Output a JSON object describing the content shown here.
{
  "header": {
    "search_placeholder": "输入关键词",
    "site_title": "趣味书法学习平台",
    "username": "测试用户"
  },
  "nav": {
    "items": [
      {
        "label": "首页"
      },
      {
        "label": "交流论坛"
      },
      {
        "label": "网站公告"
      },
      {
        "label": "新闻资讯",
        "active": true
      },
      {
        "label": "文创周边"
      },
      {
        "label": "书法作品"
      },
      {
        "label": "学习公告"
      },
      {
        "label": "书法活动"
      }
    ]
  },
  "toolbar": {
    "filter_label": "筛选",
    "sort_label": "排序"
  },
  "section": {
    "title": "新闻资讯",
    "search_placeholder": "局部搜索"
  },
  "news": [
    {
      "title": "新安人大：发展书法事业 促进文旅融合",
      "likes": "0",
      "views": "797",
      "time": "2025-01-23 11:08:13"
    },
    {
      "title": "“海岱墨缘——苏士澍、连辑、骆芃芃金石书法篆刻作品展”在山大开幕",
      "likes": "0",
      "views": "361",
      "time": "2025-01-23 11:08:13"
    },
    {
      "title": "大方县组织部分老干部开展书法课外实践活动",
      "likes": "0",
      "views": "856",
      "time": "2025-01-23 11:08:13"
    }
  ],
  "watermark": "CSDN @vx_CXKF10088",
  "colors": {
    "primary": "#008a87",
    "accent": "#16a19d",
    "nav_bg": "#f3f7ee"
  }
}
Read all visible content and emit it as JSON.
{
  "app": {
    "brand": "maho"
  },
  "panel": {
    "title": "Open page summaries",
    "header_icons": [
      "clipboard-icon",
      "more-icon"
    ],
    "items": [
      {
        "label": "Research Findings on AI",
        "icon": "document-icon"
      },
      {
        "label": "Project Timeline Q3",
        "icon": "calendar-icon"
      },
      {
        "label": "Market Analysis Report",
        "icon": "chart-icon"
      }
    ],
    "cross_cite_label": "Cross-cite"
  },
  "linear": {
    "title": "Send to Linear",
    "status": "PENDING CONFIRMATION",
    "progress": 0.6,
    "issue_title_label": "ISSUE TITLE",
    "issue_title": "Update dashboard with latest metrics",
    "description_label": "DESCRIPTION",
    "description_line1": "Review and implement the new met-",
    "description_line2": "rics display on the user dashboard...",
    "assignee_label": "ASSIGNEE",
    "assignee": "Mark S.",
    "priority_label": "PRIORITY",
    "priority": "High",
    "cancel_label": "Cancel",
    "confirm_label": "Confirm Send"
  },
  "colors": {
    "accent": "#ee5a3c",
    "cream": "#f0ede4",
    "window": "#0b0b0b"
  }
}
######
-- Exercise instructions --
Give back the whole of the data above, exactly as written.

-- Exercise solution --
Output a JSON object describing the content shown here.
{
  "header": {
    "search_placeholder": "输入关键词",
    "site_title": "趣味书法学习平台",
    "username": "测试用户"
  },
  "nav": {
    "items": [
      {
        "label": "首页"
      },
      {
        "label": "交流论坛"
      },
      {
        "label": "网站公告"
      },
      {
        "label": "新闻资讯",
        "active": true
      },
      {
        "label": "文创周边"
      },
      {
        "label": "书法作品"
      },
      {
        "label": "学习公告"
      },
      {
        "label": "书法活动"
      }
    ]
  },
  "toolbar": {
    "filter_label": "筛选",
    "sort_label": "排序"
  },
  "section": {
    "title": "新闻资讯",
    "search_placeholder": "局部搜索"
  },
  "news": [
    {
      "title": "新安人大：发展书法事业 促进文旅融合",
      "likes": "0",
      "views": "797",
      "time": "2025-01-23 11:08:13"
    },
    {
      "title": "“海岱墨缘——苏士澍、连辑、骆芃芃金石书法篆刻作品展”在山大开幕",
      "likes": "0",
      "views": "361",
      "time": "2025-01-23 11:08:13"
    },
    {
      "title": "大方县组织部分老干部开展书法课外实践活动",
      "likes": "0",
      "views": "856",
      "time": "2025-01-23 11:08:13"
    }
  ],
  "watermark": "CSDN @vx_CXKF10088",
  "colors": {
    "primary": "#008a87",
    "accent": "#16a19d",
    "nav_bg": "#f3f7ee"
  }
}
Read all visible content and emit it as JSON.
{
  "app": {
    "brand": "maho"
  },
  "panel": {
    "title": "Open page summaries",
    "header_icons": [
      "clipboard-icon",
      "more-icon"
    ],
    "items": [
      {
        "label": "Research Findings on AI",
        "icon": "document-icon"
      },
      {
        "label": "Project Timeline Q3",
        "icon": "calendar-icon"
      },
      {
        "label": "Market Analysis Report",
        "icon": "chart-icon"
      }
    ],
    "cross_cite_label": "Cross-cite"
  },
  "linear": {
    "title": "Send to Linear",
    "status": "PENDING CONFIRMATION",
    "progress": 0.6,
    "issue_title_label": "ISSUE TITLE",
    "issue_title": "Update dashboard with latest metrics",
    "description_label": "DESCRIPTION",
    "description_line1": "Review and implement the new met-",
    "description_line2": "rics display on the user dashboard...",
    "assignee_label": "ASSIGNEE",
    "assignee": "Mark S.",
    "priority_label": "PRIORITY",
    "priority": "High",
    "cancel_label": "Cancel",
    "confirm_label": "Confirm Send"
  },
  "colors": {
    "accent": "#ee5a3c",
    "cream": "#f0ede4",
    "window": "#0b0b0b"
  }
}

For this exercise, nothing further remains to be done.